Addicted and autistic? At Spectrum, Maia Szalavitz explores the unexpected biological and psychological commonalities of addiction and autism, and some new science that suggests that combination may be more common than you think.
Shane Stoner’s addiction began in 2008. He lost a factory job, his parents divorced, his father died — and then a relative introduced him to heroin. “I felt like heroin gave me confidence,” Stoner says. “I could get out of bed in the morning and do the day. No matter what happened, it made me feel like it was going to be all right.” It erased his constant anxiety.
Stoner, now 44, eventually entered detox in 2013 after he was arrested for stealing copper from an abandoned house. It was obvious at that point that he was addicted to heroin. But it would take several more years for him to get the diagnosis that truly helped him understand himself: autism.
The new label came as a relief. It explained Stoner’s sensitivity to things such as tags on his T-shirts, and his succession of obsessive interests.

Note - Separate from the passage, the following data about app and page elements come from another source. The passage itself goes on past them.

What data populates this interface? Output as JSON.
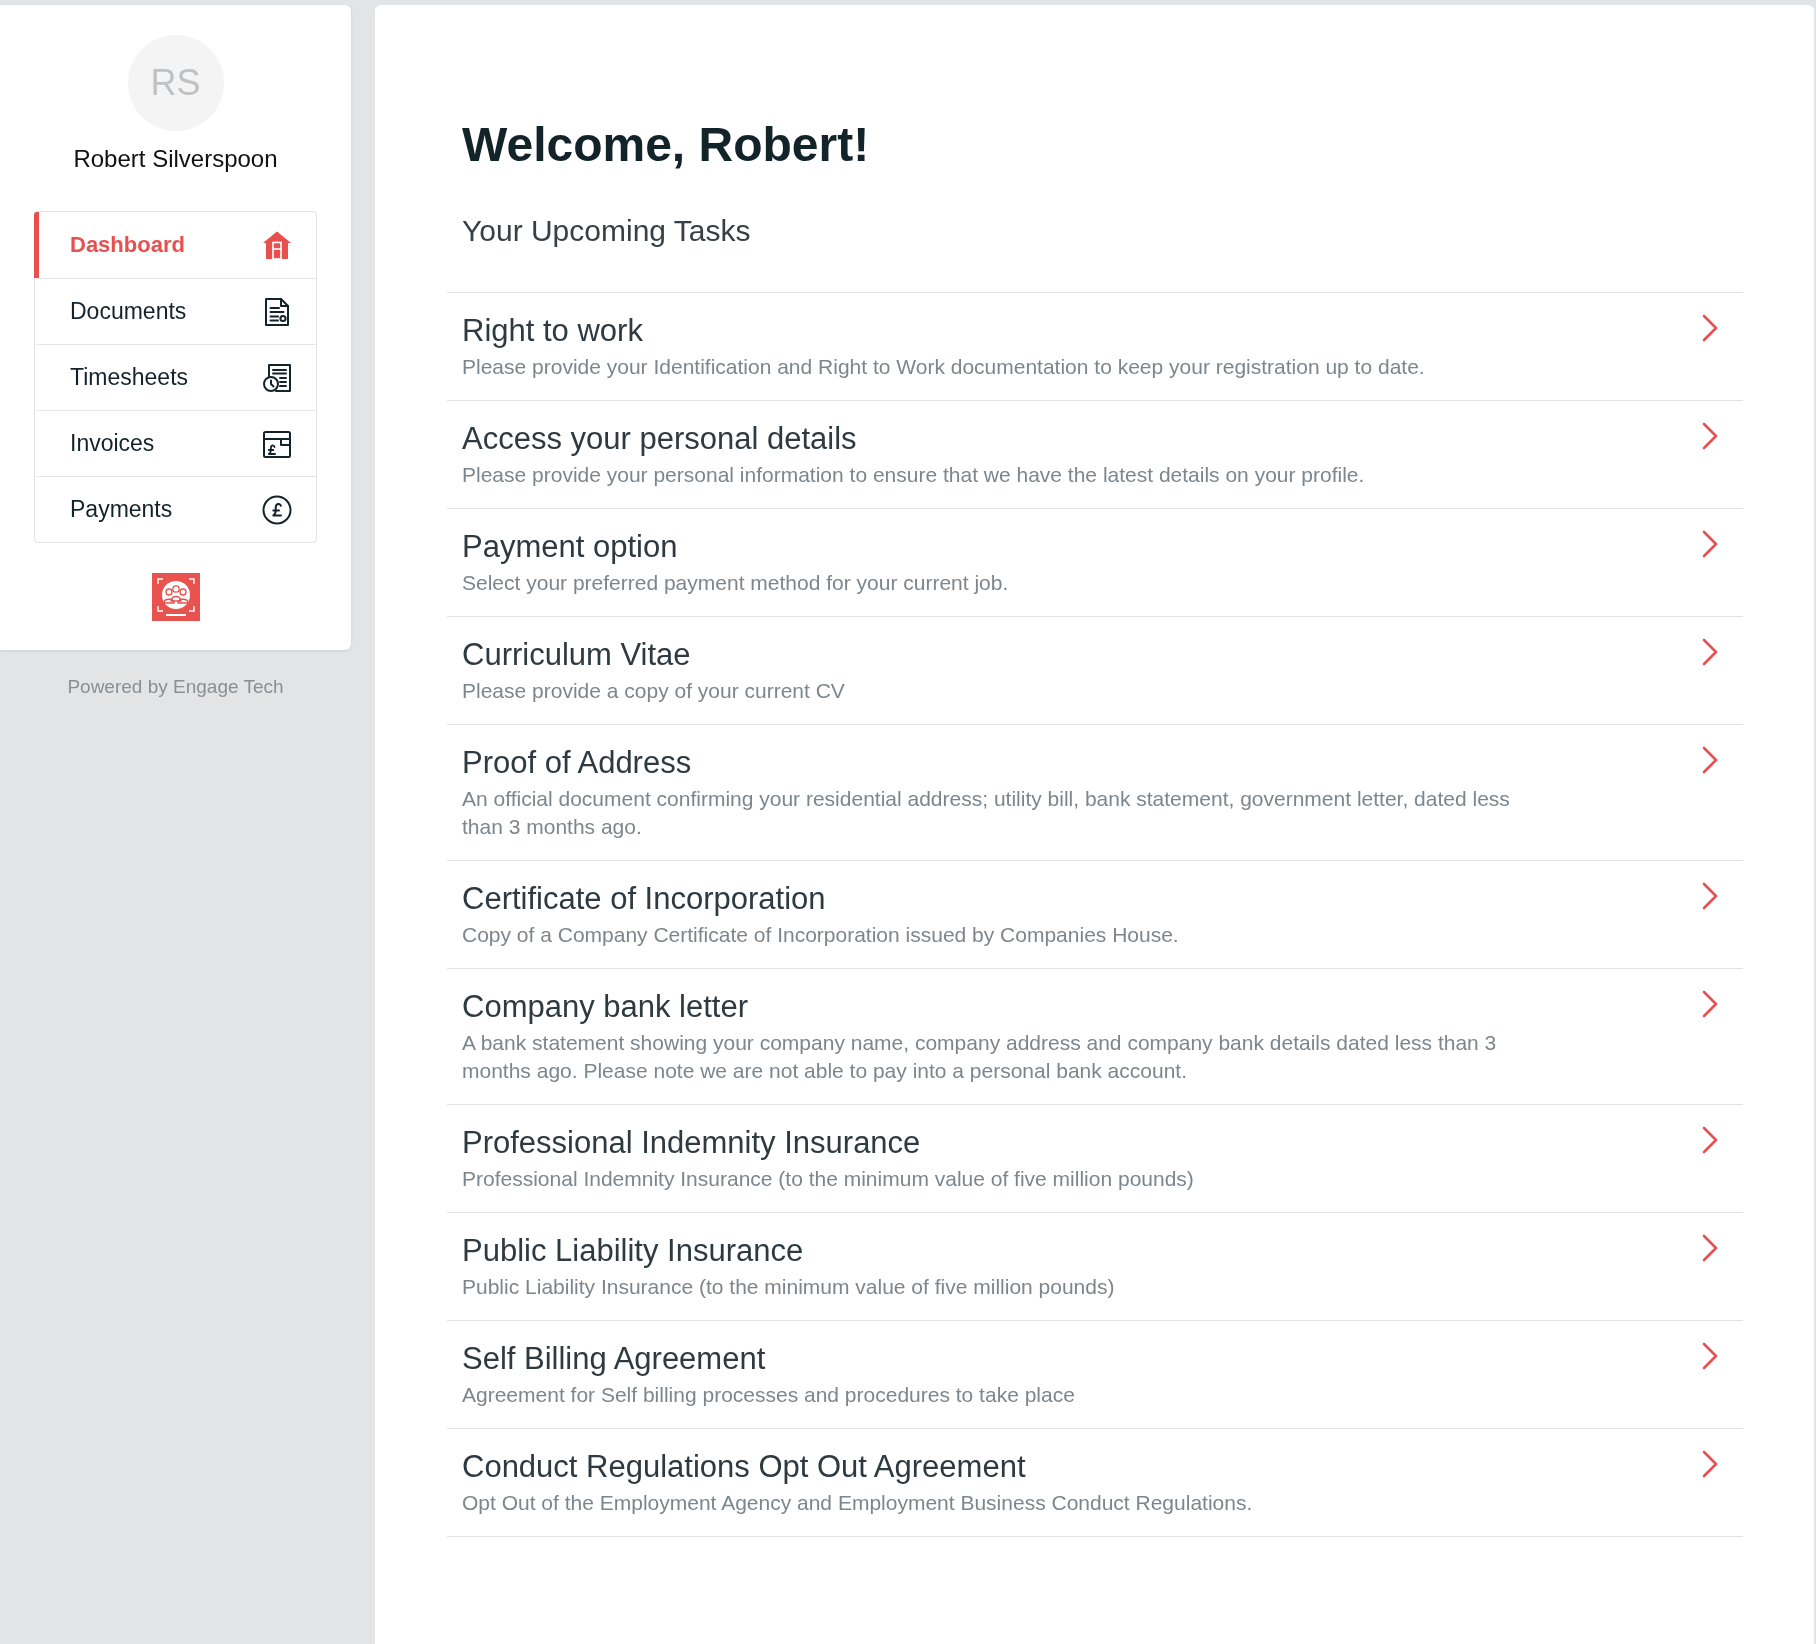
{
  "sidebar": {
    "avatar_initials": "RS",
    "user_name": "Robert Silverspoon",
    "nav": [
      {
        "label": "Dashboard",
        "selected": true
      },
      {
        "label": "Documents",
        "selected": false
      },
      {
        "label": "Timesheets",
        "selected": false
      },
      {
        "label": "Invoices",
        "selected": false
      },
      {
        "label": "Payments",
        "selected": false
      }
    ],
    "footer": "Powered by Engage Tech"
  },
  "main": {
    "title": "Welcome, Robert!",
    "subtitle": "Your Upcoming Tasks",
    "tasks": [
      {
        "title": "Right to work",
        "description": "Please provide your Identification and Right to Work documentation to keep your registration up to date."
      },
      {
        "title": "Access your personal details",
        "description": "Please provide your personal information to ensure that we have the latest details on your profile."
      },
      {
        "title": "Payment option",
        "description": "Select your preferred payment method for your current job."
      },
      {
        "title": "Curriculum Vitae",
        "description": "Please provide a copy of your current CV"
      },
      {
        "title": "Proof of Address",
        "description": "An official document confirming your residential address; utility bill, bank statement, government letter, dated less than 3 months ago."
      },
      {
        "title": "Certificate of Incorporation",
        "description": "Copy of a Company Certificate of Incorporation issued by Companies House."
      },
      {
        "title": "Company bank letter",
        "description": "A bank statement showing your company name, company address and company bank details dated less than 3 months ago. Please note we are not able to pay into a personal bank account."
      },
      {
        "title": "Professional Indemnity Insurance",
        "description": "Professional Indemnity Insurance (to the minimum value of five million pounds)"
      },
      {
        "title": "Public Liability Insurance",
        "description": "Public Liability Insurance (to the minimum value of five million pounds)"
      },
      {
        "title": "Self Billing Agreement",
        "description": "Agreement for Self billing processes and procedures to take place"
      },
      {
        "title": "Conduct Regulations Opt Out Agreement",
        "description": "Opt Out of the Employment Agency and Employment Business Conduct Regulations."
      }
    ]
  }
}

It clarified why he had such a difficult time fitting in as a child, his problems with roommates in college — and why he continued to struggle with social connections as an adult. “I can’t believe nobody ever mentioned it before, because I started thinking back and there’s pictures of me, like, 3 years old, and I’m honestly flapping my hands.”